Records from a dataset:
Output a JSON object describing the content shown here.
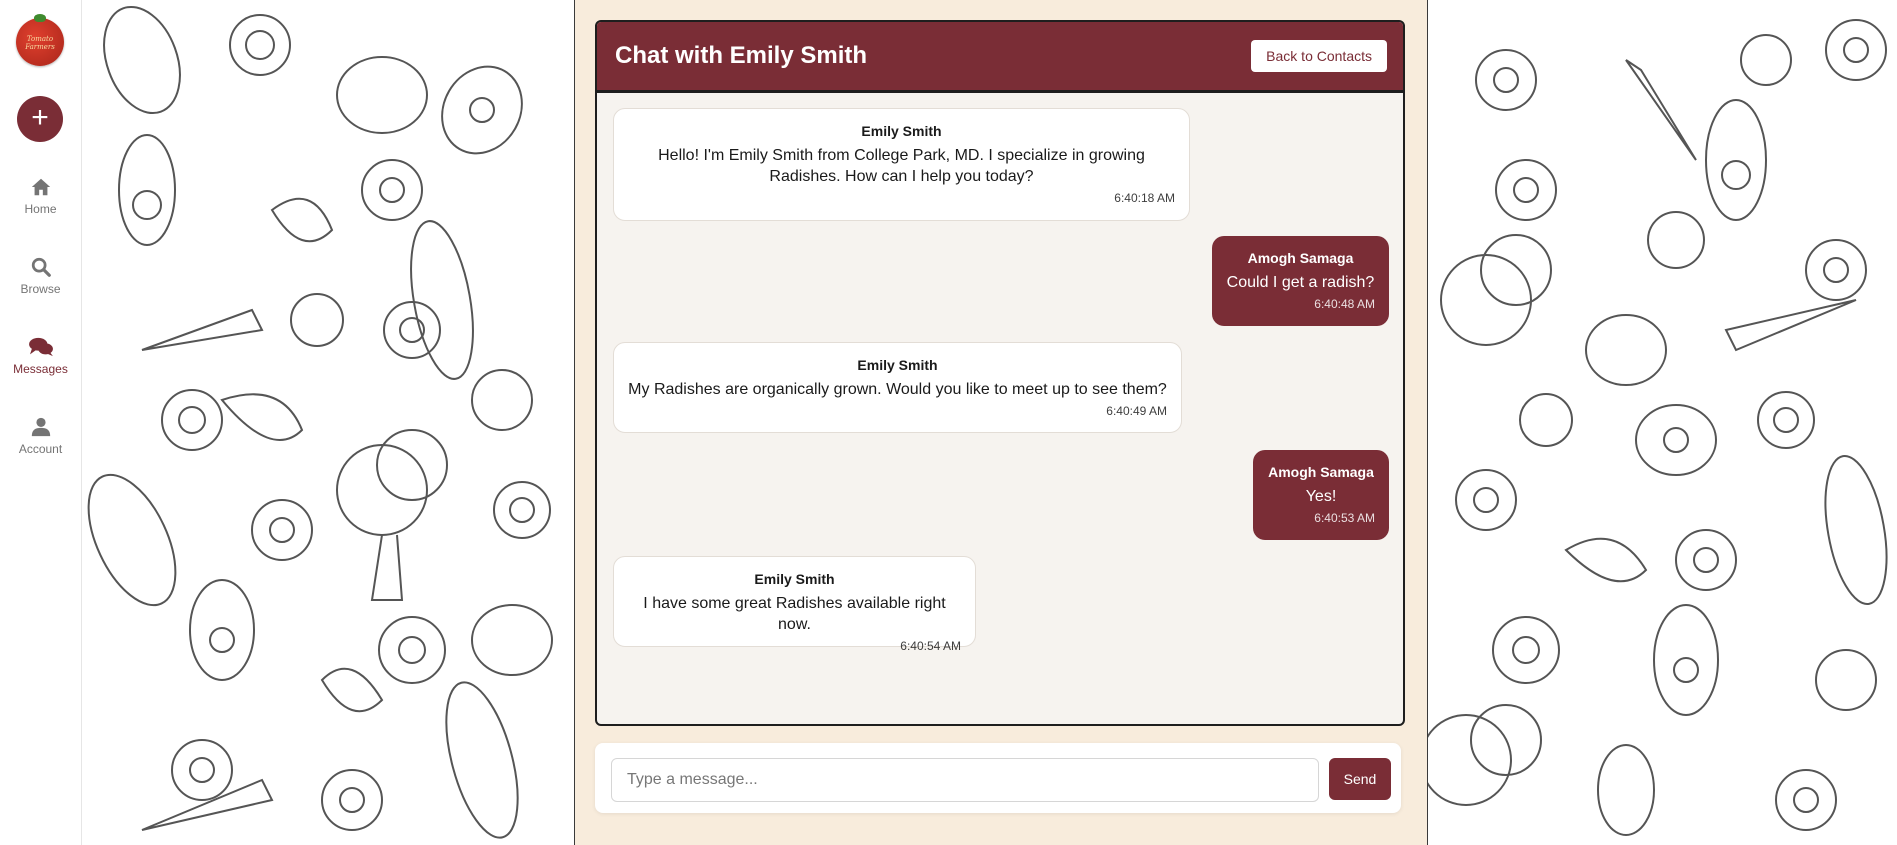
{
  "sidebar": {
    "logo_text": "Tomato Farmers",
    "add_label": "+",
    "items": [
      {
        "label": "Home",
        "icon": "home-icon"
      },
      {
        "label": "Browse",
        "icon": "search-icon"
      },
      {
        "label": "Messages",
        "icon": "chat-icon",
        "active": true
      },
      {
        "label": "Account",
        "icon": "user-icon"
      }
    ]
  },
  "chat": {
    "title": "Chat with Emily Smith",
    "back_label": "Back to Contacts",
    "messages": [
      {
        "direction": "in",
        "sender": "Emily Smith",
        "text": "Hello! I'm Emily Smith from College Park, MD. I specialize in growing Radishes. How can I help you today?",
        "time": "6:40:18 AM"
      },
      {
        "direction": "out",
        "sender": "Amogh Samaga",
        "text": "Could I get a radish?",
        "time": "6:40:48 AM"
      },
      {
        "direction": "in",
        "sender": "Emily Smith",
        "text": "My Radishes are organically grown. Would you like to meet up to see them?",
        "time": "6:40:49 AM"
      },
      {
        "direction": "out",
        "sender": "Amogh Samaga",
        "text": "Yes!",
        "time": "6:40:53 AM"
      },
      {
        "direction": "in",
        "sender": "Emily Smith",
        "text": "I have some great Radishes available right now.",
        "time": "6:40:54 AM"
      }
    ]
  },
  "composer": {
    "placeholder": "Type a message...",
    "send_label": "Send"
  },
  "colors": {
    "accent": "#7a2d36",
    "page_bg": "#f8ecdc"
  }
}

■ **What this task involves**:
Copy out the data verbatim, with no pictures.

■ **Your solution**:
Output a JSON object describing the content shown here.
{
  "sidebar": {
    "logo_text": "Tomato Farmers",
    "add_label": "+",
    "items": [
      {
        "label": "Home",
        "icon": "home-icon"
      },
      {
        "label": "Browse",
        "icon": "search-icon"
      },
      {
        "label": "Messages",
        "icon": "chat-icon",
        "active": true
      },
      {
        "label": "Account",
        "icon": "user-icon"
      }
    ]
  },
  "chat": {
    "title": "Chat with Emily Smith",
    "back_label": "Back to Contacts",
    "messages": [
      {
        "direction": "in",
        "sender": "Emily Smith",
        "text": "Hello! I'm Emily Smith from College Park, MD. I specialize in growing Radishes. How can I help you today?",
        "time": "6:40:18 AM"
      },
      {
        "direction": "out",
        "sender": "Amogh Samaga",
        "text": "Could I get a radish?",
        "time": "6:40:48 AM"
      },
      {
        "direction": "in",
        "sender": "Emily Smith",
        "text": "My Radishes are organically grown. Would you like to meet up to see them?",
        "time": "6:40:49 AM"
      },
      {
        "direction": "out",
        "sender": "Amogh Samaga",
        "text": "Yes!",
        "time": "6:40:53 AM"
      },
      {
        "direction": "in",
        "sender": "Emily Smith",
        "text": "I have some great Radishes available right now.",
        "time": "6:40:54 AM"
      }
    ]
  },
  "composer": {
    "placeholder": "Type a message...",
    "send_label": "Send"
  },
  "colors": {
    "accent": "#7a2d36",
    "page_bg": "#f8ecdc"
  }
}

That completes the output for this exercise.